vol. 17 Bianca BalbuenaFilm Producer
Our guest in part 17 of OWNDAYS MEETS is Bianca Balbuena, a film producer from the Philippines. We speak to her about the joys and the challenges as a film producer.
Bianca Balbuena is a Filipino producer who has attended numerous international film workshops, labs, markets and film festivals. She is known for Lav Diaz‘s A Lullaby to the Sorrowful Mystery (2016) which won the Silver Bear at the 66th Berlin International Film Festival; Liew‘s Singing In Graveyards (2016) which premiered at the Venice International Film Critics Week and won in the Kolkata International Film Festival; McKeith‘s Beast (2015) which premiered in Toronto, Warsaw, Sydney and Singapore; Jadaone‘s That Thing Called Tadhana (2014) which is the highest grossing independent film in Philippines in terms of profit-investment ratio and Diokno‘s Clash (2009) which won Best Film (Orrizonti) and Lion of the Future at the Venice Film Festival.
In 2015, she was nominated Best Producer of a Foreign Language Film for The Undertaker (2014) at the Madrid International Film Festival.07).
What led you into the film industry?
I took up film and audio visual communication in college and I have a knack for telling stories. My first work was a lifestyle journalist for the newspapers in our province. And then I took up mass communication and I wasn’t really satisfied because it’s so broad. So I went to Manila and took up film there. I enjoyed it. I tried cinematography, production management, assistant direction until I really found what I wanted to do. And that’s producing films.
What do you enjoy most being a film producer?
I think the best part about being a producer is looking for stories and looking for deserving directors to tell the stories. Producing film is like raising a child, bringing him to school until he’s ready to fly on his own. Basically, that’s motherhood. It feels good to be a mother; to tell stories of our region; to share it to the world; to push deserving directors forward and bring them to the limelight that they deserve. I don’t consider it as a job. It’s my passion and I get paid for it. I think that’s the best thing.

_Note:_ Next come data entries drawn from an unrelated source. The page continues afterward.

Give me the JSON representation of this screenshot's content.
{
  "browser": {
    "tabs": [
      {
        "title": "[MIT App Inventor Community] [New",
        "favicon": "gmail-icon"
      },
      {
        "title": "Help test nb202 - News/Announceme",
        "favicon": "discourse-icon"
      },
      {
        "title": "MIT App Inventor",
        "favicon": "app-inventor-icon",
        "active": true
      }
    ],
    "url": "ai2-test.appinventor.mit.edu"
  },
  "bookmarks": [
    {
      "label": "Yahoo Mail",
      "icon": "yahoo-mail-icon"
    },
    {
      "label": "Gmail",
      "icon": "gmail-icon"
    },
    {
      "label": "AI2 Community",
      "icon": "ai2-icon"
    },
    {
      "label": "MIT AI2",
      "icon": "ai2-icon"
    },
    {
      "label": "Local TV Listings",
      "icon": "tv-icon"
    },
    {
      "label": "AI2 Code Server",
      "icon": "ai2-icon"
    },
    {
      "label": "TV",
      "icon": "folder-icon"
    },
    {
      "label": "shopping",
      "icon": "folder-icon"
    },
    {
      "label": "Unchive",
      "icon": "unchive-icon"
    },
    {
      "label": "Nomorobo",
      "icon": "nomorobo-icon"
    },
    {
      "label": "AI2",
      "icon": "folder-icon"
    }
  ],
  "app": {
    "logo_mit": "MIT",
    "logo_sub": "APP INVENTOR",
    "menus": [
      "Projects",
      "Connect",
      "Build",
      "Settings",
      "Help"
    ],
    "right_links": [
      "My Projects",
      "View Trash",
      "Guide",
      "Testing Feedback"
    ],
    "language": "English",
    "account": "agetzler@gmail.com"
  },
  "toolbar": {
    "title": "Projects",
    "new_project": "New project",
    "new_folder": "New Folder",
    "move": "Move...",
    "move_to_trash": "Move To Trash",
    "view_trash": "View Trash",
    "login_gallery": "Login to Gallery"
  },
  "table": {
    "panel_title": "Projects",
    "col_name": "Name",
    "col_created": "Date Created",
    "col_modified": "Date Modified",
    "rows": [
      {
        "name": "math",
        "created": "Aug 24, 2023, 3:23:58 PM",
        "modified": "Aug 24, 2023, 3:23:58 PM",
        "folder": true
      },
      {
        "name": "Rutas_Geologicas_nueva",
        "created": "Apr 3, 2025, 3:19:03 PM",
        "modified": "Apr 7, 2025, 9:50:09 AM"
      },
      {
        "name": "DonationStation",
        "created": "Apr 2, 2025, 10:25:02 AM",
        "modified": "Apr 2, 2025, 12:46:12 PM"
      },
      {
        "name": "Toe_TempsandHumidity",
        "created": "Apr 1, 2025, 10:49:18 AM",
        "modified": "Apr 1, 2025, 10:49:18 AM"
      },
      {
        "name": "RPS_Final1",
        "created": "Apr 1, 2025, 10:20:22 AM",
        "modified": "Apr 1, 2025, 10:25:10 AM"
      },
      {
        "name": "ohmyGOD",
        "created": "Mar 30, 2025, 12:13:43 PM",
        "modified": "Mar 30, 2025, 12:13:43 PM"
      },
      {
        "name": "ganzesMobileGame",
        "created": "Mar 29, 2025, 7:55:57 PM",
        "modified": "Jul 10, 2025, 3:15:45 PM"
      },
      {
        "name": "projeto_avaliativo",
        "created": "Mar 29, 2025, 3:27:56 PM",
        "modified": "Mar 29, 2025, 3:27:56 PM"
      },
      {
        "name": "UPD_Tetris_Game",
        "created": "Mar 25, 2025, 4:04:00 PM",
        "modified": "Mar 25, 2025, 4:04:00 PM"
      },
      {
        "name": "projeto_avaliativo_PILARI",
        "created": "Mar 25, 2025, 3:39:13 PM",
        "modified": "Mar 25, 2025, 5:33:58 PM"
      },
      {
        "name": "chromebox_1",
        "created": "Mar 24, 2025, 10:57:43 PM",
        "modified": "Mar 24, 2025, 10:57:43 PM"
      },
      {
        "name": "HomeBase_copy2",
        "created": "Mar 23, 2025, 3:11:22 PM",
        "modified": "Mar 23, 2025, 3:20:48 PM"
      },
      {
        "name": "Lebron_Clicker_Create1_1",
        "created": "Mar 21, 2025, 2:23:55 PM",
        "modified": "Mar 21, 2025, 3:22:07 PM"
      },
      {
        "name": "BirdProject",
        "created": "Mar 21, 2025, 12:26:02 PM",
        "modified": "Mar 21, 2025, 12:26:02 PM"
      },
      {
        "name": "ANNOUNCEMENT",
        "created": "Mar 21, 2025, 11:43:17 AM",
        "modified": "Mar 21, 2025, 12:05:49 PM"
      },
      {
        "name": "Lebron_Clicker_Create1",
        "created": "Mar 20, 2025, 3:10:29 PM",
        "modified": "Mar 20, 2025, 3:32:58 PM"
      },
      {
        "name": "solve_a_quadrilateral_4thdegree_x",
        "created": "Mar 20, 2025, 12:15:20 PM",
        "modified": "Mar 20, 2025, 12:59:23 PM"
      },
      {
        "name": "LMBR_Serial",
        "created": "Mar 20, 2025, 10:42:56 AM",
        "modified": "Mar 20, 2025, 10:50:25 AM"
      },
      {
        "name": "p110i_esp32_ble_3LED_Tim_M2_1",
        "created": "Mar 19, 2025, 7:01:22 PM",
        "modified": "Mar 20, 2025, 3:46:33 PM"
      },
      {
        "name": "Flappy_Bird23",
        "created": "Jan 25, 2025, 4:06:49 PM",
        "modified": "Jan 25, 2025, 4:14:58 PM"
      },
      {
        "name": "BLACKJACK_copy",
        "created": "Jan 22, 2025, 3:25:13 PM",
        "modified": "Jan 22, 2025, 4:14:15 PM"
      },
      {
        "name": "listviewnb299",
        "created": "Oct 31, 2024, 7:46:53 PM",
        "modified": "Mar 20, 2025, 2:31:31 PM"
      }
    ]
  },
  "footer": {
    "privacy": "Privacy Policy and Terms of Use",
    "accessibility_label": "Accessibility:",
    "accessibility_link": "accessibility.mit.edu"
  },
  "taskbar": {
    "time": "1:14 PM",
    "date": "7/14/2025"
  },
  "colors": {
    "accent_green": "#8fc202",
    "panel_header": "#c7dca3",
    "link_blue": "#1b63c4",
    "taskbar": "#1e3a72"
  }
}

What is your biggest challenge as a film producer?
In the Philippines, the most neglected parts of filmmaking or producing are development and distribution. We produce a lot of films but we don’t really produce very developed scripts because we don’t give time for development. There are a lot of substandard scripts and after a script is done, filmmakers don’t know where to put it. That’s another problem – distribution. I think those are the biggest challenges of producing and that we, as producers, should know that we need to give time for these areas.
Do you have any advice for people who are keen to join the film industry in the Philippines?
What I always tell the young filmmakers, who are very keen on pursuing this career, is to take risky, edgy projects. If you are not scared, it’s not worth doing. And don’t give up. The reason why we are all still here is because we never gave up in the first place.
Do you have other plans besides producing films?
Actually, I don’t see myself doing any other thing, any other job or pursuing any other career. I think I will be a film producer until I grow old. I’m quite enjoying it. And if you’re asking if I plan to direct or do other things aside from producing but still in the industry, I would say no. I think not only in the Philippines but all over the world, there are already a lot of directors and people who want to be directors. What the country or the world needs are more producers – more people who will protect the directors and push the directors forward and tell them yes they can do a film, “It’s so easy. Let’s do it together.” I will be a producer because there’re not a lot of us. And I will continue to encourage people to do producing more than directing because we need producers. The job of a producer is as important as a director.
What drives you to produce more films?
After months of working and shooting a project with sleepless nights, the most satisfying feeling is seeing it on the big screen; seeing it with an audience; seeing them laugh, cry and react to every scene; seeing them being inspired or devoured and knowing you’ve somehow changed their lives. I think that’s the best feeling. Every time I see people going out of the theatre, looking happy, sad or being affected by the films I make. I will continue to produce films because I think it’s the best feeling in the world, better than being in love. Just kidding [laughs].